[Website and app data records]
_ _ _ _

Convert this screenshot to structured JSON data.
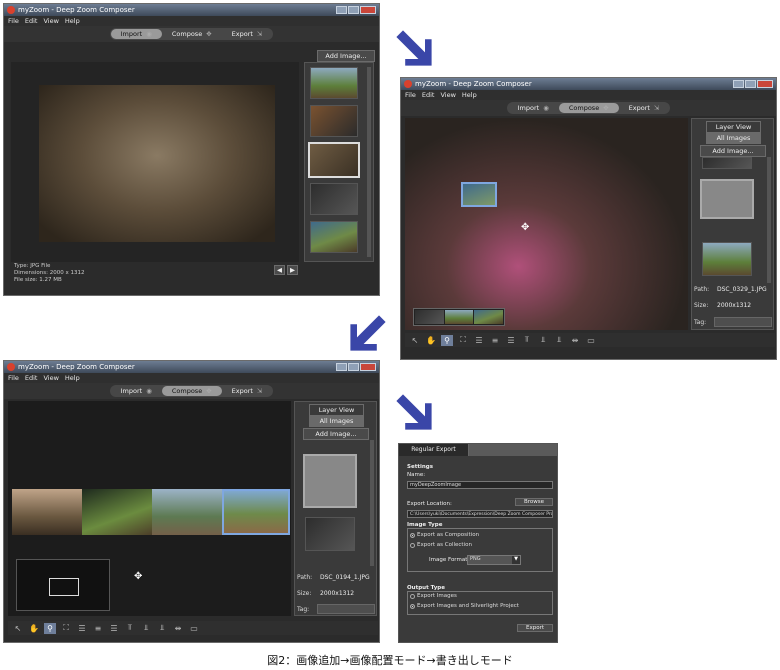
{
  "app": {
    "title": "myZoom - Deep Zoom Composer",
    "menu": [
      "File",
      "Edit",
      "View",
      "Help"
    ],
    "modes": [
      "Import",
      "Compose",
      "Export"
    ]
  },
  "import_window": {
    "add_image_label": "Add Image...",
    "file_type": "Type: JPG File",
    "dimensions": "Dimensions: 2000 x 1312",
    "file_size": "File size: 1.27 MB"
  },
  "compose_window": {
    "layer_view_label": "Layer View",
    "all_images_label": "All Images",
    "add_image_label": "Add Image...",
    "path_label": "Path:",
    "path_value": "DSC_0329_1.JPG",
    "size_label": "Size:",
    "size_value": "2000x1312",
    "tag_label": "Tag:"
  },
  "compose_window_2": {
    "layer_view_label": "Layer View",
    "all_images_label": "All Images",
    "add_image_label": "Add Image...",
    "path_label": "Path:",
    "path_value": "DSC_0194_1.JPG",
    "size_label": "Size:",
    "size_value": "2000x1312",
    "tag_label": "Tag:"
  },
  "export_dialog": {
    "tab_label": "Regular Export",
    "settings_label": "Settings",
    "name_label": "Name:",
    "name_value": "myDeepZoomImage",
    "export_location_label": "Export Location:",
    "browse_label": "Browse",
    "location_value": "C:\\Users\\yuki\\Documents\\Expression\\Deep Zoom Composer Pro",
    "image_type_label": "Image Type",
    "export_composition_label": "Export as Composition",
    "export_collection_label": "Export as Collection",
    "image_format_label": "Image Format",
    "image_format_value": "PNG",
    "output_type_label": "Output Type",
    "export_images_label": "Export Images",
    "export_images_sl_label": "Export Images and Silverlight Project",
    "export_button_label": "Export"
  },
  "caption": "図2：画像追加→画像配置モード→書き出しモード",
  "colors": {
    "arrow": "#3a46a8",
    "active_mode": "#9a9a9a",
    "selection": "#7fa7e0"
  }
}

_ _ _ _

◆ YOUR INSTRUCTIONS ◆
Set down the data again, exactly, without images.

◆ RESULT BELOW ◆
Convert this screenshot to structured JSON data.
{
  "app": {
    "title": "myZoom - Deep Zoom Composer",
    "menu": [
      "File",
      "Edit",
      "View",
      "Help"
    ],
    "modes": [
      "Import",
      "Compose",
      "Export"
    ]
  },
  "import_window": {
    "add_image_label": "Add Image...",
    "file_type": "Type: JPG File",
    "dimensions": "Dimensions: 2000 x 1312",
    "file_size": "File size: 1.27 MB"
  },
  "compose_window": {
    "layer_view_label": "Layer View",
    "all_images_label": "All Images",
    "add_image_label": "Add Image...",
    "path_label": "Path:",
    "path_value": "DSC_0329_1.JPG",
    "size_label": "Size:",
    "size_value": "2000x1312",
    "tag_label": "Tag:"
  },
  "compose_window_2": {
    "layer_view_label": "Layer View",
    "all_images_label": "All Images",
    "add_image_label": "Add Image...",
    "path_label": "Path:",
    "path_value": "DSC_0194_1.JPG",
    "size_label": "Size:",
    "size_value": "2000x1312",
    "tag_label": "Tag:"
  },
  "export_dialog": {
    "tab_label": "Regular Export",
    "settings_label": "Settings",
    "name_label": "Name:",
    "name_value": "myDeepZoomImage",
    "export_location_label": "Export Location:",
    "browse_label": "Browse",
    "location_value": "C:\\Users\\yuki\\Documents\\Expression\\Deep Zoom Composer Pro",
    "image_type_label": "Image Type",
    "export_composition_label": "Export as Composition",
    "export_collection_label": "Export as Collection",
    "image_format_label": "Image Format",
    "image_format_value": "PNG",
    "output_type_label": "Output Type",
    "export_images_label": "Export Images",
    "export_images_sl_label": "Export Images and Silverlight Project",
    "export_button_label": "Export"
  },
  "caption": "図2：画像追加→画像配置モード→書き出しモード",
  "colors": {
    "arrow": "#3a46a8",
    "active_mode": "#9a9a9a",
    "selection": "#7fa7e0"
  }
}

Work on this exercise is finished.